Dataset rows for apps and sites:
↓

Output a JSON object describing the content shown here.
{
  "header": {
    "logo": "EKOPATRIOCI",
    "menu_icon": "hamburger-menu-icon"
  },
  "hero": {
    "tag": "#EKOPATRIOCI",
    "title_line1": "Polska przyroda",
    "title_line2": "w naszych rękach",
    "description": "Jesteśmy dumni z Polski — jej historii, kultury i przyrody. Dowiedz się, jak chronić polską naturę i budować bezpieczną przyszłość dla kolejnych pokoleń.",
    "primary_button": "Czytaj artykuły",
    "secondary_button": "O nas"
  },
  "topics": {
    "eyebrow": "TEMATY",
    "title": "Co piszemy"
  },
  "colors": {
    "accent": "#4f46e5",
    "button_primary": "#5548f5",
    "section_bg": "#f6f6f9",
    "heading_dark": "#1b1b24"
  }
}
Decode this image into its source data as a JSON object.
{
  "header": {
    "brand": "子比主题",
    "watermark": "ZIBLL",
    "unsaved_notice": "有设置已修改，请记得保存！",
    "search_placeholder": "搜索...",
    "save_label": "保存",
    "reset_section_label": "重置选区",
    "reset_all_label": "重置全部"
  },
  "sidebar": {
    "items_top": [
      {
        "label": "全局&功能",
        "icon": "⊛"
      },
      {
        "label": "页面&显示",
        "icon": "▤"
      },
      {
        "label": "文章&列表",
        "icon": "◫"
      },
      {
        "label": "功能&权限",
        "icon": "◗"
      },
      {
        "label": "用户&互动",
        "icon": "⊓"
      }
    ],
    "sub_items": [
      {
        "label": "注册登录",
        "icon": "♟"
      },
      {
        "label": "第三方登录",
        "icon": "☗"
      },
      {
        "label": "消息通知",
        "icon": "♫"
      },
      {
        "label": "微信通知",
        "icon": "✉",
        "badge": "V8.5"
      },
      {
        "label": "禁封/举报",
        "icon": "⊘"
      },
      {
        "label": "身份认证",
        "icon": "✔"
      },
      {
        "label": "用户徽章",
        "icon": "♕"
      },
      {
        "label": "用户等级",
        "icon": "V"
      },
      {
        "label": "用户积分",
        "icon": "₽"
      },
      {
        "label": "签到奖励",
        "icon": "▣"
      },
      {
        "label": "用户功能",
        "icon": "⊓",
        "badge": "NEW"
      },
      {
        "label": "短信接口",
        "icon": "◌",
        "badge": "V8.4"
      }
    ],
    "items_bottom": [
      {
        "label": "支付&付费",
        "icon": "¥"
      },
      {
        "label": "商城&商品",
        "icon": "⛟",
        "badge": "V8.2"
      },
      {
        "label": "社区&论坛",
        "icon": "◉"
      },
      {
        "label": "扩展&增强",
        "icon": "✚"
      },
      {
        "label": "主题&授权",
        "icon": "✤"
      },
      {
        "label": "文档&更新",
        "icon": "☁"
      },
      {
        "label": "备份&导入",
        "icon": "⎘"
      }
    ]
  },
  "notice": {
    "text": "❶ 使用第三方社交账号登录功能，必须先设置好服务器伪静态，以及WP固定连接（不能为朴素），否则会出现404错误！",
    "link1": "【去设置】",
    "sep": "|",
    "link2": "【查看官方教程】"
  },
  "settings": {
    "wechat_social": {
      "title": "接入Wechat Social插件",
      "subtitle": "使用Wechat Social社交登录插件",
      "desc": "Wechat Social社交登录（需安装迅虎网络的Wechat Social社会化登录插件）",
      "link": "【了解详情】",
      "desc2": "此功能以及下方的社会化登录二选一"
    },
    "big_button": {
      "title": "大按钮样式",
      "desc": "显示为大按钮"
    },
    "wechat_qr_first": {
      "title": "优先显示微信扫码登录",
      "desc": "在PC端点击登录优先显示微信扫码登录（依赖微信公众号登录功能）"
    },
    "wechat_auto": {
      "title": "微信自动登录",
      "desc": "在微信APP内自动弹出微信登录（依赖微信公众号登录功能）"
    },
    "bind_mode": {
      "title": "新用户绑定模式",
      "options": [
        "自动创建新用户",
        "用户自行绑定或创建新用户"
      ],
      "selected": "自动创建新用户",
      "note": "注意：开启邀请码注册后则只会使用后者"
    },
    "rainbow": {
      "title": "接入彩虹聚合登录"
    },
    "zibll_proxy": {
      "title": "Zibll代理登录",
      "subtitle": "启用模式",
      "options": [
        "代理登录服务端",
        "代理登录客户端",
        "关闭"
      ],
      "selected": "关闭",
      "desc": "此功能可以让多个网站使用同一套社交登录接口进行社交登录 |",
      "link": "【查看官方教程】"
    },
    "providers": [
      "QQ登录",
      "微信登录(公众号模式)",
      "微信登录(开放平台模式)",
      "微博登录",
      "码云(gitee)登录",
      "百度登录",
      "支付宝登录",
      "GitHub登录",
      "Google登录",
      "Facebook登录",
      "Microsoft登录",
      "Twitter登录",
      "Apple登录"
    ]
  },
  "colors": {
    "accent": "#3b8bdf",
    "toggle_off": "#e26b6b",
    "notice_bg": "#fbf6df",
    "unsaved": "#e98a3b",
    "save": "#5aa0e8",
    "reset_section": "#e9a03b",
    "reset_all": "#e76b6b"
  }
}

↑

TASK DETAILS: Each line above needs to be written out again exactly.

EXPECTED OUTPUT:
Output a JSON object describing the content shown here.
{
  "header": {
    "logo": "EKOPATRIOCI",
    "menu_icon": "hamburger-menu-icon"
  },
  "hero": {
    "tag": "#EKOPATRIOCI",
    "title_line1": "Polska przyroda",
    "title_line2": "w naszych rękach",
    "description": "Jesteśmy dumni z Polski — jej historii, kultury i przyrody. Dowiedz się, jak chronić polską naturę i budować bezpieczną przyszłość dla kolejnych pokoleń.",
    "primary_button": "Czytaj artykuły",
    "secondary_button": "O nas"
  },
  "topics": {
    "eyebrow": "TEMATY",
    "title": "Co piszemy"
  },
  "colors": {
    "accent": "#4f46e5",
    "button_primary": "#5548f5",
    "section_bg": "#f6f6f9",
    "heading_dark": "#1b1b24"
  }
}
Decode this image into its source data as a JSON object.
{
  "header": {
    "brand": "子比主题",
    "watermark": "ZIBLL",
    "unsaved_notice": "有设置已修改，请记得保存！",
    "search_placeholder": "搜索...",
    "save_label": "保存",
    "reset_section_label": "重置选区",
    "reset_all_label": "重置全部"
  },
  "sidebar": {
    "items_top": [
      {
        "label": "全局&功能",
        "icon": "⊛"
      },
      {
        "label": "页面&显示",
        "icon": "▤"
      },
      {
        "label": "文章&列表",
        "icon": "◫"
      },
      {
        "label": "功能&权限",
        "icon": "◗"
      },
      {
        "label": "用户&互动",
        "icon": "⊓"
      }
    ],
    "sub_items": [
      {
        "label": "注册登录",
        "icon": "♟"
      },
      {
        "label": "第三方登录",
        "icon": "☗"
      },
      {
        "label": "消息通知",
        "icon": "♫"
      },
      {
        "label": "微信通知",
        "icon": "✉",
        "badge": "V8.5"
      },
      {
        "label": "禁封/举报",
        "icon": "⊘"
      },
      {
        "label": "身份认证",
        "icon": "✔"
      },
      {
        "label": "用户徽章",
        "icon": "♕"
      },
      {
        "label": "用户等级",
        "icon": "V"
      },
      {
        "label": "用户积分",
        "icon": "₽"
      },
      {
        "label": "签到奖励",
        "icon": "▣"
      },
      {
        "label": "用户功能",
        "icon": "⊓",
        "badge": "NEW"
      },
      {
        "label": "短信接口",
        "icon": "◌",
        "badge": "V8.4"
      }
    ],
    "items_bottom": [
      {
        "label": "支付&付费",
        "icon": "¥"
      },
      {
        "label": "商城&商品",
        "icon": "⛟",
        "badge": "V8.2"
      },
      {
        "label": "社区&论坛",
        "icon": "◉"
      },
      {
        "label": "扩展&增强",
        "icon": "✚"
      },
      {
        "label": "主题&授权",
        "icon": "✤"
      },
      {
        "label": "文档&更新",
        "icon": "☁"
      },
      {
        "label": "备份&导入",
        "icon": "⎘"
      }
    ]
  },
  "notice": {
    "text": "❶ 使用第三方社交账号登录功能，必须先设置好服务器伪静态，以及WP固定连接（不能为朴素），否则会出现404错误！",
    "link1": "【去设置】",
    "sep": "|",
    "link2": "【查看官方教程】"
  },
  "settings": {
    "wechat_social": {
      "title": "接入Wechat Social插件",
      "subtitle": "使用Wechat Social社交登录插件",
      "desc": "Wechat Social社交登录（需安装迅虎网络的Wechat Social社会化登录插件）",
      "link": "【了解详情】",
      "desc2": "此功能以及下方的社会化登录二选一"
    },
    "big_button": {
      "title": "大按钮样式",
      "desc": "显示为大按钮"
    },
    "wechat_qr_first": {
      "title": "优先显示微信扫码登录",
      "desc": "在PC端点击登录优先显示微信扫码登录（依赖微信公众号登录功能）"
    },
    "wechat_auto": {
      "title": "微信自动登录",
      "desc": "在微信APP内自动弹出微信登录（依赖微信公众号登录功能）"
    },
    "bind_mode": {
      "title": "新用户绑定模式",
      "options": [
        "自动创建新用户",
        "用户自行绑定或创建新用户"
      ],
      "selected": "自动创建新用户",
      "note": "注意：开启邀请码注册后则只会使用后者"
    },
    "rainbow": {
      "title": "接入彩虹聚合登录"
    },
    "zibll_proxy": {
      "title": "Zibll代理登录",
      "subtitle": "启用模式",
      "options": [
        "代理登录服务端",
        "代理登录客户端",
        "关闭"
      ],
      "selected": "关闭",
      "desc": "此功能可以让多个网站使用同一套社交登录接口进行社交登录 |",
      "link": "【查看官方教程】"
    },
    "providers": [
      "QQ登录",
      "微信登录(公众号模式)",
      "微信登录(开放平台模式)",
      "微博登录",
      "码云(gitee)登录",
      "百度登录",
      "支付宝登录",
      "GitHub登录",
      "Google登录",
      "Facebook登录",
      "Microsoft登录",
      "Twitter登录",
      "Apple登录"
    ]
  },
  "colors": {
    "accent": "#3b8bdf",
    "toggle_off": "#e26b6b",
    "notice_bg": "#fbf6df",
    "unsaved": "#e98a3b",
    "save": "#5aa0e8",
    "reset_section": "#e9a03b",
    "reset_all": "#e76b6b"
  }
}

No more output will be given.